§ Exercise brief: The word to look for is "this". Report every line of the entries below that has it.

§ Record set:
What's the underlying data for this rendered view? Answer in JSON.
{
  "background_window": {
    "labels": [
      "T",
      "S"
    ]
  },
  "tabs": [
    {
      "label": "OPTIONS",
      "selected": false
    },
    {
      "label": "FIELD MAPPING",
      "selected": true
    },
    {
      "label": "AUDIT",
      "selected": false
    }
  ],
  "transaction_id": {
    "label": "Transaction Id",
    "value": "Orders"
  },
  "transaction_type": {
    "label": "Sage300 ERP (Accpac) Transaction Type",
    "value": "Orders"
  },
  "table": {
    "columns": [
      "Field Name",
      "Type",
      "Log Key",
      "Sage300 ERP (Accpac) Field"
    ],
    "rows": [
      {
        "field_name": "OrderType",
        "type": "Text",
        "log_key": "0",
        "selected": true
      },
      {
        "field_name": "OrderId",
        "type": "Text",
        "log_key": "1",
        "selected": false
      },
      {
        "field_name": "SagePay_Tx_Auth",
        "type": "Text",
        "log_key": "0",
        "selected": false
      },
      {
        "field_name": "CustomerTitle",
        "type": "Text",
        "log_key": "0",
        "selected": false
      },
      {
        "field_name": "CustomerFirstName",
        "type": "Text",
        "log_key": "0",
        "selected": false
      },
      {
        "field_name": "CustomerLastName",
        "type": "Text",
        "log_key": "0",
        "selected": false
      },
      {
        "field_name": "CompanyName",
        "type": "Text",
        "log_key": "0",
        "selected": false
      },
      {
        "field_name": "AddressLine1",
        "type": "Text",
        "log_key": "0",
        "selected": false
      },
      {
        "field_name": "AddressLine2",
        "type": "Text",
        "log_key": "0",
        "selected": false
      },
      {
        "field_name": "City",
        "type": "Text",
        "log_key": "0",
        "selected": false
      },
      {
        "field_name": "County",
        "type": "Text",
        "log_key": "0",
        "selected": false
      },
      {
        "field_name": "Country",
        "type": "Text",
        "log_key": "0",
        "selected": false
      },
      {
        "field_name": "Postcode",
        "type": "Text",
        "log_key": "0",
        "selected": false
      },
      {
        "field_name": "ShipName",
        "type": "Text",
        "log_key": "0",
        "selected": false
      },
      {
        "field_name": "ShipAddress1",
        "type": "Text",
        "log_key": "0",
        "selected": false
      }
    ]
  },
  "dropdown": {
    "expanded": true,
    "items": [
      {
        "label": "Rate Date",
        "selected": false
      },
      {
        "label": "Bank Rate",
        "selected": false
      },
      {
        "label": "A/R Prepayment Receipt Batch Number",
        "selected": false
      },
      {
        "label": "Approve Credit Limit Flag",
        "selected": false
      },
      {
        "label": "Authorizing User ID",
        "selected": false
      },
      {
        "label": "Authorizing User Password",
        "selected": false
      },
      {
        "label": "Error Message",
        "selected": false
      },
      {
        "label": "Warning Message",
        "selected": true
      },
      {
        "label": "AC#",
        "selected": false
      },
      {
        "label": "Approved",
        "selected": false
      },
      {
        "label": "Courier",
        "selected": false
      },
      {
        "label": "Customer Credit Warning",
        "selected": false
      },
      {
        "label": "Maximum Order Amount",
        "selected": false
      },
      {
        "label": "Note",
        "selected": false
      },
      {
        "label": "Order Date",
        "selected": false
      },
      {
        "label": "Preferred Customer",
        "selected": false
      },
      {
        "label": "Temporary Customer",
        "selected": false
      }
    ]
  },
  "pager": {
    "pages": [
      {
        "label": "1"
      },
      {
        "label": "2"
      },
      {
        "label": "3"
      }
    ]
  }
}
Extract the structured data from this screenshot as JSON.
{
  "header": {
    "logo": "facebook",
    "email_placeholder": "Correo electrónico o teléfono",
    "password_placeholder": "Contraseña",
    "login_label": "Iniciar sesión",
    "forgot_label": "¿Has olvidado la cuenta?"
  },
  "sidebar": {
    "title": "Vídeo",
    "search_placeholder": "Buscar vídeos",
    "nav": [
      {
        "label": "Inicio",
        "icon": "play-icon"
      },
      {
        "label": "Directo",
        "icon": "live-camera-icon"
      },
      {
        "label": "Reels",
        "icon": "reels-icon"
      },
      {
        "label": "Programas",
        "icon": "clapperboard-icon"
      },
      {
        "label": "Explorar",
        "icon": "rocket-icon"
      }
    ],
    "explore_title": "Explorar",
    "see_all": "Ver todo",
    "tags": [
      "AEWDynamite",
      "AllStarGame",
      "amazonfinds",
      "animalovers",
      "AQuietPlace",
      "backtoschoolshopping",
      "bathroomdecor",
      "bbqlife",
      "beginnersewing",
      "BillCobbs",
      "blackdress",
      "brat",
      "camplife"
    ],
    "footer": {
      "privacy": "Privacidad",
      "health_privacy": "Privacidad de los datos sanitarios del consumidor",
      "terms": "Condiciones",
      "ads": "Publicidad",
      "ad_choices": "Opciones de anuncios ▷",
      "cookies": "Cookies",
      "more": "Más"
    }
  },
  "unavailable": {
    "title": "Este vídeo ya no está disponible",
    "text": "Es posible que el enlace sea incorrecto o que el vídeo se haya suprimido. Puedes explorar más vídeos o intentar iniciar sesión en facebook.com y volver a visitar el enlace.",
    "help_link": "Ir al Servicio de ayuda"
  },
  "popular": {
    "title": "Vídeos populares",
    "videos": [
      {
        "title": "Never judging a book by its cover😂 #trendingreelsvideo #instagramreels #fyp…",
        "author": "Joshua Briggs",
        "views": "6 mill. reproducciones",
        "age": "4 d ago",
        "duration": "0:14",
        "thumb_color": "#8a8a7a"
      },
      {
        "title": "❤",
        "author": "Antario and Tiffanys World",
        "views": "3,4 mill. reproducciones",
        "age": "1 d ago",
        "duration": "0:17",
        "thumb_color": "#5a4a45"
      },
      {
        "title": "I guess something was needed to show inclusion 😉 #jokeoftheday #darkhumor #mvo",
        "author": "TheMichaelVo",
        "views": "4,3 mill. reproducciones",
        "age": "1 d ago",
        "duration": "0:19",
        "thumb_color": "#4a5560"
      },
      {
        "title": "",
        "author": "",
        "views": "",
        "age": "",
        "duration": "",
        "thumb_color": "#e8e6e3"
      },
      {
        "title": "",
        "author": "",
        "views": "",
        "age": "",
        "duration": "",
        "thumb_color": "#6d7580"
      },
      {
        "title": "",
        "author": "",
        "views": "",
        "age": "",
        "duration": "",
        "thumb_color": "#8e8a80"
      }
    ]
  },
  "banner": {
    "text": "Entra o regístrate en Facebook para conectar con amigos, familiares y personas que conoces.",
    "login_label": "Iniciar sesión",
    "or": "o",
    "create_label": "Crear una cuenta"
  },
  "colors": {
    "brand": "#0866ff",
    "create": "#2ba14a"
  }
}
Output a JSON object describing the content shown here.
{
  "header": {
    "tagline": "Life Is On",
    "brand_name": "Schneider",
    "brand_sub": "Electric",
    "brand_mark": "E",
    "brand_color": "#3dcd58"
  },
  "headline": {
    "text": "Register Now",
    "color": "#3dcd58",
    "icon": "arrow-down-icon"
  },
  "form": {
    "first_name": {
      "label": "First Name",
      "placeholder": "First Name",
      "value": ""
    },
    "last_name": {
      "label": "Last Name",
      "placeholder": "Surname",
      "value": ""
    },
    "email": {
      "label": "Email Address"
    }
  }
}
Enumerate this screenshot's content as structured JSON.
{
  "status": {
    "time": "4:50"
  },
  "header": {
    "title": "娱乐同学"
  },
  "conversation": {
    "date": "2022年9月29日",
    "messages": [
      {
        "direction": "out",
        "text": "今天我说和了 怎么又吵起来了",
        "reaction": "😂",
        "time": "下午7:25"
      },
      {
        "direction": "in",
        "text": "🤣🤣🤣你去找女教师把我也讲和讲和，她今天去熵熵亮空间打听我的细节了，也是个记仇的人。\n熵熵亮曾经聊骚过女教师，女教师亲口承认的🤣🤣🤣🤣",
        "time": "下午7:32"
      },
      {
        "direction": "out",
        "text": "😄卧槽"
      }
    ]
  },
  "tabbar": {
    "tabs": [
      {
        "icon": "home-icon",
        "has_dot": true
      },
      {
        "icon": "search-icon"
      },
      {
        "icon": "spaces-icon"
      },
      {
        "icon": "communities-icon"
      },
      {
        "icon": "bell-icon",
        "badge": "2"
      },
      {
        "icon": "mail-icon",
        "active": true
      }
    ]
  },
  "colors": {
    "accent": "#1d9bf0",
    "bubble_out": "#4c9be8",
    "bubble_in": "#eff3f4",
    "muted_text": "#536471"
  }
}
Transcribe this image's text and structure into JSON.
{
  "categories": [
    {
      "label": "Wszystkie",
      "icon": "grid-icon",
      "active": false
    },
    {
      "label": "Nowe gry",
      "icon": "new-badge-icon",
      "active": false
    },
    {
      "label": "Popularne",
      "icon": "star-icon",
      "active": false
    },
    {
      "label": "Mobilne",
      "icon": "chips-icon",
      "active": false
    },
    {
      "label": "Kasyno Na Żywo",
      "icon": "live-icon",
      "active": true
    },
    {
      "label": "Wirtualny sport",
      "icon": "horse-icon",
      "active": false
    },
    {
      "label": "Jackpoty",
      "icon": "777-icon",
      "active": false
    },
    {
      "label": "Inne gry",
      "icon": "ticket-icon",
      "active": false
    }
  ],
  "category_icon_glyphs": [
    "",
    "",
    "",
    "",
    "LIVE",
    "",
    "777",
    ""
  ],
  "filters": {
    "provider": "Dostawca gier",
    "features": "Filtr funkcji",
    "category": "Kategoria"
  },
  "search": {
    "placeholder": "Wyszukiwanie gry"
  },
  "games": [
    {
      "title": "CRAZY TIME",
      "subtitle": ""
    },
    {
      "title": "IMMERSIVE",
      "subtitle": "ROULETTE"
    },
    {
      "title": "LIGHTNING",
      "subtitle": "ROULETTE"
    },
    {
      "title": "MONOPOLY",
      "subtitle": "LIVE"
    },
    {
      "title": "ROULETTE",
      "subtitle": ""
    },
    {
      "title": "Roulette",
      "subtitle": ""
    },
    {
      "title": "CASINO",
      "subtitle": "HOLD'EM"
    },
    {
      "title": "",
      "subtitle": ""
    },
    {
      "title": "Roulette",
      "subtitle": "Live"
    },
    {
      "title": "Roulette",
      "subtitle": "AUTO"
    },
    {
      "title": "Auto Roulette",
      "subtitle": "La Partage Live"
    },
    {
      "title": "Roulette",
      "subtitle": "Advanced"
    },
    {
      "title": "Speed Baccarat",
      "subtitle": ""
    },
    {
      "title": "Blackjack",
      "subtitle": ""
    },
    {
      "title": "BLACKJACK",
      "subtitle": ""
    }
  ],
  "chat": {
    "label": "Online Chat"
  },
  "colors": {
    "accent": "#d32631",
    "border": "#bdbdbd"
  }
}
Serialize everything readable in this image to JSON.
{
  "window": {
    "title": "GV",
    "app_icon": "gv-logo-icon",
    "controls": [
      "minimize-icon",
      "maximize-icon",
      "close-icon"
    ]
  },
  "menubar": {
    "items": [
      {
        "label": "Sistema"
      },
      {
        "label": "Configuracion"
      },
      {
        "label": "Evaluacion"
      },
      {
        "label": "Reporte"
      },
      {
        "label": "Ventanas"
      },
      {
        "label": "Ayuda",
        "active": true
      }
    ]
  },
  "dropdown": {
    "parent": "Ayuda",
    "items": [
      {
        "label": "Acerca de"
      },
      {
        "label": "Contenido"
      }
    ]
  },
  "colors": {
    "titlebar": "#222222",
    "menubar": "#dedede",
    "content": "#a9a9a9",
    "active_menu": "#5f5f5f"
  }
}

§ Response below:
What's the underlying data for this rendered view? Answer in JSON.
Extract the structured data from this screenshot as JSON.
Enumerate this screenshot's content as structured JSON.
Transcribe this image's text and structure into JSON.
Serialize everything readable in this image to JSON.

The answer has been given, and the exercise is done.